Altium is Windows-only proprietary software common in professional settings where the company can afford hefty licencing fees. Autodesk Eagle is also proprietary but runs on Mac, Linux and Windows. Eagle has a restricted free version that is popular with students and hobbyists. The commercial licensing is way less expensive than Altium, making Eagle popular with smaller businesses, including many famous Open Source Hardware (OSHW) organizations like Adafruit, Arduino and Sparkfun.

In recent times a free and Open Source software suite called KiCad has been making waves in the PCB design world. KiCad has been around since 1992, when it was created by Jean-Pierre Charras.

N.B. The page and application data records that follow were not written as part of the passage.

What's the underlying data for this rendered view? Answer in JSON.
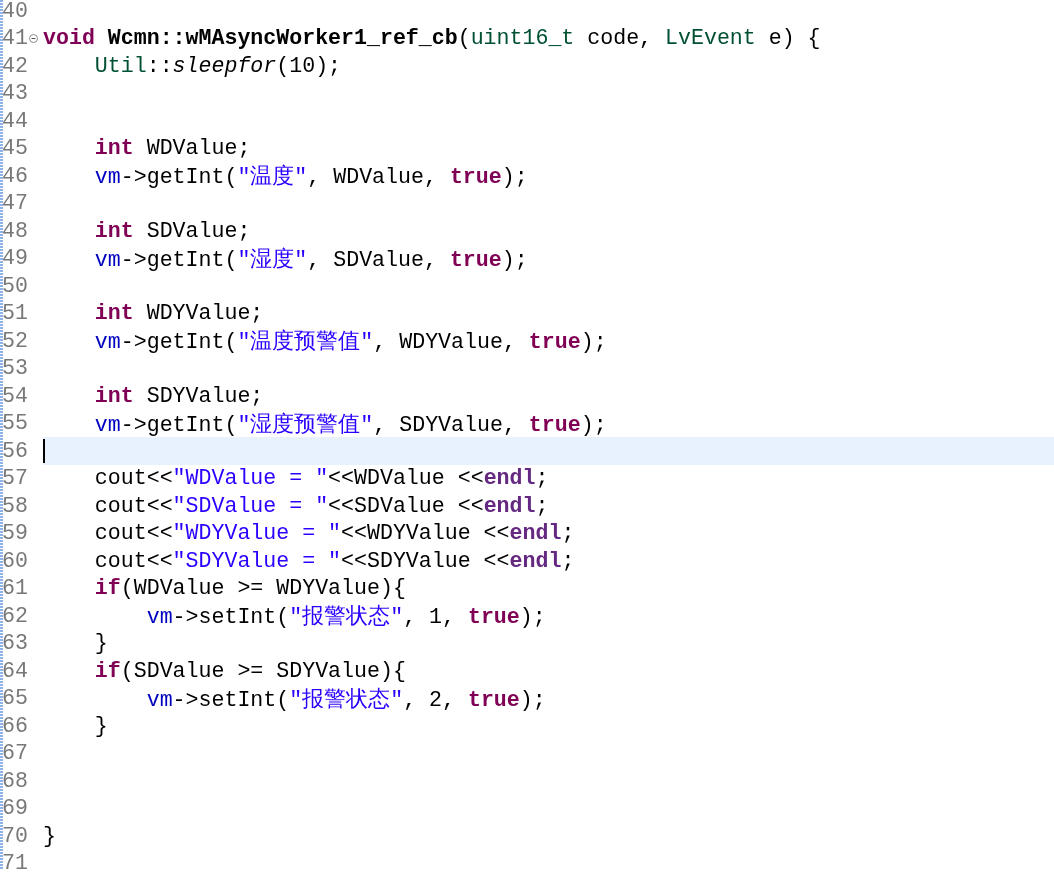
{
  "editor": {
    "lines": [
      {
        "number": "40"
      },
      {
        "number": "41",
        "foldable": true,
        "tokens": [
          {
            "kind": "keyword",
            "text": "void"
          },
          {
            "kind": "function",
            "text": " Wcmn::wMAsyncWorker1_ref_cb"
          },
          {
            "kind": "plain",
            "text": "("
          },
          {
            "kind": "type",
            "text": "uint16_t"
          },
          {
            "kind": "plain",
            "text": " code, "
          },
          {
            "kind": "type",
            "text": "LvEvent"
          },
          {
            "kind": "plain",
            "text": " e) {"
          }
        ]
      },
      {
        "number": "42",
        "tokens": [
          {
            "kind": "type",
            "text": "    Util"
          },
          {
            "kind": "plain",
            "text": "::"
          },
          {
            "kind": "italic",
            "text": "sleepfor"
          },
          {
            "kind": "plain",
            "text": "(10);"
          }
        ]
      },
      {
        "number": "43"
      },
      {
        "number": "44"
      },
      {
        "number": "45",
        "tokens": [
          {
            "kind": "keyword",
            "text": "    int"
          },
          {
            "kind": "plain",
            "text": " WDValue;"
          }
        ]
      },
      {
        "number": "46",
        "tokens": [
          {
            "kind": "field",
            "text": "    vm"
          },
          {
            "kind": "plain",
            "text": "->getInt("
          },
          {
            "kind": "string",
            "text": "\"温度\""
          },
          {
            "kind": "plain",
            "text": ", WDValue, "
          },
          {
            "kind": "keyword",
            "text": "true"
          },
          {
            "kind": "plain",
            "text": ");"
          }
        ]
      },
      {
        "number": "47"
      },
      {
        "number": "48",
        "tokens": [
          {
            "kind": "keyword",
            "text": "    int"
          },
          {
            "kind": "plain",
            "text": " SDValue;"
          }
        ]
      },
      {
        "number": "49",
        "tokens": [
          {
            "kind": "field",
            "text": "    vm"
          },
          {
            "kind": "plain",
            "text": "->getInt("
          },
          {
            "kind": "string",
            "text": "\"湿度\""
          },
          {
            "kind": "plain",
            "text": ", SDValue, "
          },
          {
            "kind": "keyword",
            "text": "true"
          },
          {
            "kind": "plain",
            "text": ");"
          }
        ]
      },
      {
        "number": "50"
      },
      {
        "number": "51",
        "tokens": [
          {
            "kind": "keyword",
            "text": "    int"
          },
          {
            "kind": "plain",
            "text": " WDYValue;"
          }
        ]
      },
      {
        "number": "52",
        "tokens": [
          {
            "kind": "field",
            "text": "    vm"
          },
          {
            "kind": "plain",
            "text": "->getInt("
          },
          {
            "kind": "string",
            "text": "\"温度预警值\""
          },
          {
            "kind": "plain",
            "text": ", WDYValue, "
          },
          {
            "kind": "keyword",
            "text": "true"
          },
          {
            "kind": "plain",
            "text": ");"
          }
        ]
      },
      {
        "number": "53"
      },
      {
        "number": "54",
        "tokens": [
          {
            "kind": "keyword",
            "text": "    int"
          },
          {
            "kind": "plain",
            "text": " SDYValue;"
          }
        ]
      },
      {
        "number": "55",
        "tokens": [
          {
            "kind": "field",
            "text": "    vm"
          },
          {
            "kind": "plain",
            "text": "->getInt("
          },
          {
            "kind": "string",
            "text": "\"湿度预警值\""
          },
          {
            "kind": "plain",
            "text": ", SDYValue, "
          },
          {
            "kind": "keyword",
            "text": "true"
          },
          {
            "kind": "plain",
            "text": ");"
          }
        ]
      },
      {
        "number": "56",
        "current": true
      },
      {
        "number": "57",
        "tokens": [
          {
            "kind": "plain",
            "text": "    cout<<"
          },
          {
            "kind": "string",
            "text": "\"WDValue = \""
          },
          {
            "kind": "plain",
            "text": "<<WDValue <<"
          },
          {
            "kind": "macro",
            "text": "endl"
          },
          {
            "kind": "plain",
            "text": ";"
          }
        ]
      },
      {
        "number": "58",
        "tokens": [
          {
            "kind": "plain",
            "text": "    cout<<"
          },
          {
            "kind": "string",
            "text": "\"SDValue = \""
          },
          {
            "kind": "plain",
            "text": "<<SDValue <<"
          },
          {
            "kind": "macro",
            "text": "endl"
          },
          {
            "kind": "plain",
            "text": ";"
          }
        ]
      },
      {
        "number": "59",
        "tokens": [
          {
            "kind": "plain",
            "text": "    cout<<"
          },
          {
            "kind": "string",
            "text": "\"WDYValue = \""
          },
          {
            "kind": "plain",
            "text": "<<WDYValue <<"
          },
          {
            "kind": "macro",
            "text": "endl"
          },
          {
            "kind": "plain",
            "text": ";"
          }
        ]
      },
      {
        "number": "60",
        "tokens": [
          {
            "kind": "plain",
            "text": "    cout<<"
          },
          {
            "kind": "string",
            "text": "\"SDYValue = \""
          },
          {
            "kind": "plain",
            "text": "<<SDYValue <<"
          },
          {
            "kind": "macro",
            "text": "endl"
          },
          {
            "kind": "plain",
            "text": ";"
          }
        ]
      },
      {
        "number": "61",
        "tokens": [
          {
            "kind": "keyword",
            "text": "    if"
          },
          {
            "kind": "plain",
            "text": "(WDValue >= WDYValue){"
          }
        ]
      },
      {
        "number": "62",
        "tokens": [
          {
            "kind": "field",
            "text": "        vm"
          },
          {
            "kind": "plain",
            "text": "->setInt("
          },
          {
            "kind": "string",
            "text": "\"报警状态\""
          },
          {
            "kind": "plain",
            "text": ", 1, "
          },
          {
            "kind": "keyword",
            "text": "true"
          },
          {
            "kind": "plain",
            "text": ");"
          }
        ]
      },
      {
        "number": "63",
        "tokens": [
          {
            "kind": "plain",
            "text": "    }"
          }
        ]
      },
      {
        "number": "64",
        "tokens": [
          {
            "kind": "keyword",
            "text": "    if"
          },
          {
            "kind": "plain",
            "text": "(SDValue >= SDYValue){"
          }
        ]
      },
      {
        "number": "65",
        "tokens": [
          {
            "kind": "field",
            "text": "        vm"
          },
          {
            "kind": "plain",
            "text": "->setInt("
          },
          {
            "kind": "string",
            "text": "\"报警状态\""
          },
          {
            "kind": "plain",
            "text": ", 2, "
          },
          {
            "kind": "keyword",
            "text": "true"
          },
          {
            "kind": "plain",
            "text": ");"
          }
        ]
      },
      {
        "number": "66",
        "tokens": [
          {
            "kind": "plain",
            "text": "    }"
          }
        ]
      },
      {
        "number": "67"
      },
      {
        "number": "68"
      },
      {
        "number": "69"
      },
      {
        "number": "70",
        "tokens": [
          {
            "kind": "plain",
            "text": "}"
          }
        ]
      },
      {
        "number": "71"
      }
    ]
  }
}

Until relatively recently KiCad was a small fish in the EDA software pond, but in 2013 the iconic research organisation CERN started to invest in KiCad as part of their Open Hardware initiative

This commitment from CERN improved KiCad dramatically, in terms of stability, functionality and popularity. They worked on crucial features including a push and shove router which is capable of routing differential pairs and interactively tuning trace lengths. These higher end features allowed KiCad to handle more complex designs, including critical hardware controlling experiments at CERN, a complex 64 bit ARM single board computer by Olimex and the MNT Reform, a fully Open Source laptop by Lukas Hartmann. DigiKey is also investing heavily into KiCad, including developing a parts library and releasing a ten part KiCad video series on YouTube with Shawn Hymel.

A great way to get started with KiCad is “Getting to Blinky”, a video tutorial by Chris Gammell.  There’s also KiCon, a conference dedicated to KiCad where you can learn from other designers. The next KiCon will be held online in September 2020.

Like many Open Source software projects, KiCad gets funding for developer time through donations. Hopefully these donations will allow project leader Wayne Stambaugh and other core developers to dedicate more time to KiCad development. If you want to support of professional-quality PCB design tools without cost, functionality or intellectual property restrictions, you can donate to KiCad through the Linux Foundation.

The PDF is available to download from Hackspace.

Hackspace Mag: PCB design – the open way!